John woke up one morning and realized that he had to buy pills outside of his prescription because he had formed a dependency on the medication beyond the pain management.  John got to the point that he could not go a day or even a few hours without the pills.

He decided that it was the time that he told his mother.  He told her the truth and that he was afraid because he noticed that when he tried to stop taking the pills, he hurt all over and could not stop shaking.

Because John’s mother was a nurse, she was familiar with the signs of substance withdrawal and told him that he needed professional help.  They had not seen each other much because they worked different shifts. However, in the end, love prevailed, and John agreed to get professional help.

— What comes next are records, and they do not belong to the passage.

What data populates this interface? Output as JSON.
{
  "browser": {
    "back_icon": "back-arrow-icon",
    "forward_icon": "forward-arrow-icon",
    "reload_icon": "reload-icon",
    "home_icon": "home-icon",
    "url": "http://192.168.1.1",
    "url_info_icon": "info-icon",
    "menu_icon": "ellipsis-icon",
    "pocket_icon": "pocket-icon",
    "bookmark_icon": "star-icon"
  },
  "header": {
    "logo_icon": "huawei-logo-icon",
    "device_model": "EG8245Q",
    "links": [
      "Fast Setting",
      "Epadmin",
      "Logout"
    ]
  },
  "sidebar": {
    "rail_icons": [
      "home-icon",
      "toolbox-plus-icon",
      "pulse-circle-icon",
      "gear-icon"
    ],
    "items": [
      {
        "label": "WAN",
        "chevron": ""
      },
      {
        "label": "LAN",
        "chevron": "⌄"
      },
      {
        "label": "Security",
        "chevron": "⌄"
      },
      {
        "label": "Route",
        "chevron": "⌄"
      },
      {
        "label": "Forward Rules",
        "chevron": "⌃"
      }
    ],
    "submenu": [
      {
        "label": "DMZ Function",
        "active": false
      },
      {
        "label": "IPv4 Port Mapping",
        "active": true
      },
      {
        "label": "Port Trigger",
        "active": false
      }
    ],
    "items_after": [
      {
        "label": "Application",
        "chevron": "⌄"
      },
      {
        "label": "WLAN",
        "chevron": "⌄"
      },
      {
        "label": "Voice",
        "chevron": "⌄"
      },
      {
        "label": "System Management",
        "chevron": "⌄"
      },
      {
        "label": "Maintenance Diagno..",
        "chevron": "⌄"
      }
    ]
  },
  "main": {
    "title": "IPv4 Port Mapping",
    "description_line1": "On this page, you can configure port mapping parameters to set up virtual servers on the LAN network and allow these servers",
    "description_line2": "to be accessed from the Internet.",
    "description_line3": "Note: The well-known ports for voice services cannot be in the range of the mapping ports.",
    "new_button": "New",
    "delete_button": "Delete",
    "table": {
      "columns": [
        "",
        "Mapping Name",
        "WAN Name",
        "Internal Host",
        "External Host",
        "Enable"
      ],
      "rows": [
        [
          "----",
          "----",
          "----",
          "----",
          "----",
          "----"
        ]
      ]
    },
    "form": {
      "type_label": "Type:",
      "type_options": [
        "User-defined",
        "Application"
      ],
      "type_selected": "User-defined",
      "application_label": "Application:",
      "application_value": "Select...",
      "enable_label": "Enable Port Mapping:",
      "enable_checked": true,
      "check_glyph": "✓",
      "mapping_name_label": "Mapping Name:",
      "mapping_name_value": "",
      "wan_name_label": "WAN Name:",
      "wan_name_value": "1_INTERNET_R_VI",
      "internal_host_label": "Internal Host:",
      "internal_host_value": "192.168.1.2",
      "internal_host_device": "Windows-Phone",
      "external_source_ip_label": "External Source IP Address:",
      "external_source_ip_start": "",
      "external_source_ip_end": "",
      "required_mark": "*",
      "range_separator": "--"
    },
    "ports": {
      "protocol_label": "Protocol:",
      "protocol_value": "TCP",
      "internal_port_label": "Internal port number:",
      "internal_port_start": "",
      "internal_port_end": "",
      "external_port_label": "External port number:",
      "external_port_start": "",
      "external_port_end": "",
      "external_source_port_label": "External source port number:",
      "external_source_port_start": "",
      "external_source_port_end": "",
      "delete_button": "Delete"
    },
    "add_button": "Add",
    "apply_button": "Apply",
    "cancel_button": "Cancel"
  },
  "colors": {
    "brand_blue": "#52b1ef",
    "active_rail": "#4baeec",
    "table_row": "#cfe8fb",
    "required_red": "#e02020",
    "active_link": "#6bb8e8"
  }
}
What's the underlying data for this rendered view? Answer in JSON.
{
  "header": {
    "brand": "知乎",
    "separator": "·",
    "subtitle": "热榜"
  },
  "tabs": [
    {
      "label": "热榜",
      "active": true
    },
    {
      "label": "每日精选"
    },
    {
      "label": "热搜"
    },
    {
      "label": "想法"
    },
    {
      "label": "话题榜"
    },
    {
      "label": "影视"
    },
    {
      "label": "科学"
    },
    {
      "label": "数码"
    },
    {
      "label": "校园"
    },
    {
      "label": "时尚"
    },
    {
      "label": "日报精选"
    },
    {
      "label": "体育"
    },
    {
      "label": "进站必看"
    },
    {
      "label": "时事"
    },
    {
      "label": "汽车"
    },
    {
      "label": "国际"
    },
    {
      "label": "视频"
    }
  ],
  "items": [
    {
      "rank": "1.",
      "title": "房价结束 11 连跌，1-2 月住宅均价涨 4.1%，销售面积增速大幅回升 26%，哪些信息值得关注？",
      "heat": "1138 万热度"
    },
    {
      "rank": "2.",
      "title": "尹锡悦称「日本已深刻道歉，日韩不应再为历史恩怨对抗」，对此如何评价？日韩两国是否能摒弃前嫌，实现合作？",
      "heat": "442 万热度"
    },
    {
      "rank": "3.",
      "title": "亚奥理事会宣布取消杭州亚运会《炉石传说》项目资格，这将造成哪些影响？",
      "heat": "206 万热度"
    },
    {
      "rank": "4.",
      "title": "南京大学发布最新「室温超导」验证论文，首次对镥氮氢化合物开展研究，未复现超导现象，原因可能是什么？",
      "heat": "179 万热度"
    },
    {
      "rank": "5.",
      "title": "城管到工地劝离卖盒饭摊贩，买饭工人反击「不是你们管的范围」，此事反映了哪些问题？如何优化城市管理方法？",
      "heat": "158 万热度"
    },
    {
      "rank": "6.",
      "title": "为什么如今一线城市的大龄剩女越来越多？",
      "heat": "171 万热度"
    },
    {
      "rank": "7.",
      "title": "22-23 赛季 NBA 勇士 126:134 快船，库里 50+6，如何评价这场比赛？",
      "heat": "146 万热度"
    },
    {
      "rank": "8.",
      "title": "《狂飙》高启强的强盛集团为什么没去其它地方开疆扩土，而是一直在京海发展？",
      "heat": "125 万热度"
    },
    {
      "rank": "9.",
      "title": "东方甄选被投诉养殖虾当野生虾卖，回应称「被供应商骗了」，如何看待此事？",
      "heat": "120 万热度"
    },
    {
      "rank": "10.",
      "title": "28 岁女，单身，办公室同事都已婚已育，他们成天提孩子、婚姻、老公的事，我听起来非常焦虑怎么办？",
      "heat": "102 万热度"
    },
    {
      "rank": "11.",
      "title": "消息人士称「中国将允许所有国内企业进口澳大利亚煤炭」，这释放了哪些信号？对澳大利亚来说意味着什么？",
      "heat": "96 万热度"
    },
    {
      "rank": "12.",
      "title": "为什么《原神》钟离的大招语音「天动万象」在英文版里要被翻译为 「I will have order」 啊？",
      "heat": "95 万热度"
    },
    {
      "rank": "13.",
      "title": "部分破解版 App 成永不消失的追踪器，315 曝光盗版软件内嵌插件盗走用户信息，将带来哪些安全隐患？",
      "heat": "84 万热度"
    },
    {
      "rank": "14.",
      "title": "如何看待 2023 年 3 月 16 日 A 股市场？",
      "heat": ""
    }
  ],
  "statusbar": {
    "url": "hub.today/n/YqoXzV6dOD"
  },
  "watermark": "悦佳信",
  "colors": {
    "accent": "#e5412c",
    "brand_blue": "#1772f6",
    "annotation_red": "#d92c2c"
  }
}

Don’t be afraid to get help with your drug problem

In the United States according to the CDC, there is currently an epidemic of drug overdose (poisoning) deaths.

Since the year 2000, the rate of deaths from drug overdoses has increased 137% including a 200% increase in the rate of overdose deaths involving opioids (opioid pain relievers and heroin).  Not telling those who love you about your drug problem will only hurt you and place you in danger of a drug overdose or accidents which occur when under the influence.   The drug’s effects are no respecter of person’s and can take control of a person’s life and destroy your ability to make good decisions.  The drug use may not lead to physical death, but will certainly lead to the death of your authentic self.

The drug’s effects are no respecter of person’s and can take control of a person’s life and destroy your ability to make good decisions.  The drug use may not lead to physical death, but will certainly lead to the death of your authentic self.

It is critical, to be honest with yourself and those who love you.   Your parents love you no matter your age, and there is nothing to fear when telling the truth.  Courage will come to you when you comprehend how precious your life is now.  With your truth will come an increased awareness and compassion for yourself and others. Because honestly there are more important things in life to experience other than drugs.

New Roads Behavioral Health wants to help you!

Don’t be afraid to express your feelings or concerns with your family and loved ones. They want the best for you and so do we. Watch as Eric Schmidt gives some great advice on overcoming ourselves.

Contact us today, here.